As the ultimate resource on 1950s jazz bass artistry, this work explores the musical, creative and artistic contributions of 15 jazz bass masters of the straight-ahead era: big-name bassists Oscar Pettiford, Ray Brown, Milt Hinton, Paul Chambers, Leroy Vinnegar, Red Mitchell, Charles Mingus, Doug Watkins and Sam Jones, as well as bassists deserving wider recognition: Eddie Safranski, George Duvivier, Wendell Marshall, Jimmy Woode, Joe Benjamin and Arvell Shaw. A chapter on each reveals the various factors that ...
As the ultimate resource on 1950s jazz bass artistry, this work explores the musical, creative and artistic contributions of 15 jazz bass masters of the straight-ahead era: big-name bassists Oscar Pettiford, Ray Brown, Milt Hinton, Paul Chambers, Leroy Vinnegar, Red Mitchell, Charles Mingus, Doug Watkins and Sam Jones, as well as bassists deserving wider recognition: Eddie Safranski, George Duvivier, Wendell Marshall, Jimmy Woode, Joe Benjamin and Arvell Shaw. A chapter on each reveals the various factors that combined to bring about his lasting stylistic achievements.
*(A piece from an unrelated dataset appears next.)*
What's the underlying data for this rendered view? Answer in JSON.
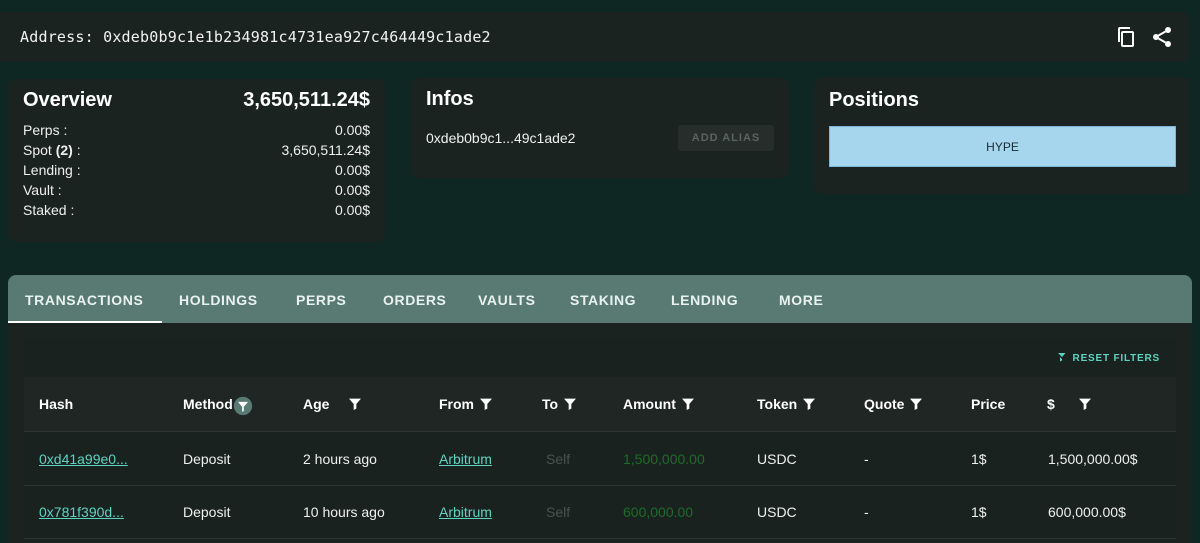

But more than mere history, this in-depth work is, first and foremost, about the music, whether bebop, hard bop, blues, or standards interpretation. Features include a timeline and biographic overview of each player's professional life and career; a carefully considered listing of each bassist's greatest recorded performances; and reviews of 71 of the artists' finest but little-known solos that never received their due acclaim. Chuck Stewart and Ray Avery shot the full-page portraits of each jazz master.
"Jazz Bass Artists of the 1950s" is for today's jazz bass players as a model for jazz bass artistry. It is also a key resource for devoted jazz listeners seeking to expand their appreciation and enjoyment of the art with invaluable jazz background information.
Bass World, Magazine of the International Society of Bassists
- Bob Sinicrope, jazz bassist, Milton Academy Jazz Director, a Jazz Education Network board member and ins
"Jazz Bass Artists of the 1950s" is a great new source about 15 of the most prominent jazz bassists from that decade. Author Dave Hunt knowledgeably and respectfully presents extensive historical and musical information about the well-known bass giants of that era.... The book's organization is first rate.... This 280-page book is a treasure and will be enjoyed by those who are unfamiliar with the music of these artists and those who have extensive familiarity with them. I am excited about his a
Dave Hunt's intense involvement in jazz dates all the way back to the days when the music he writes about was being created. Not only did he hear the new sounds freshly pressed into vinyl, but he also checked out the major players in person. Today, his exploration of jazz treasures continues, as is obvious on his website, www.davehuntjazz.com.
One result of that early, direct exposure to jazz has been his most recent book, "Jazz Treasures Unearthed: Sax, Trumpet and Drum Artists and Recordings," a listener's guide to the best lost or forgotten jazz and its players. Hunt's track record also includes dozens of articles that appeared in "Coda," "Jazz Journal," "Jazz & Pop" and "Music Journal," along with numerous general jazz pieces on such artists as bassists Paul Chambers, Niels-Henning Orsted Pedersen, Oscar Pettiford, Al Stinson, George Tucker and Buster Williams; alto saxists Gary Bartz, Benny Carter, Sonny Simmons and James Spaulding; drummers Jerry Granelli, Elvin Jones and Pete LaRoca; pianists Chick Corea and Phineas Newborn, Jr., and trumpeter Booker Little. He also contributed 4 chapters to the hardcover book "Giants of Black Music," a Da Capo Press anthology edited by Pauline Rivelli and Robert Levin with a foreword by Nat Hentoff.
Hunt has played jazz professionally, taught jazz history and theory at the community college level and appeared as a jazz clinician. From the late '70s to the early '90s, his base of operations was New York City, where he served as the marketing-sales director for the internationally known Jazz Composer's Orchestra Association/New Music Distribution Service. In that role, he participated in the organization's consultation services with up-and-coming musicians, many of whom became successful, known performers.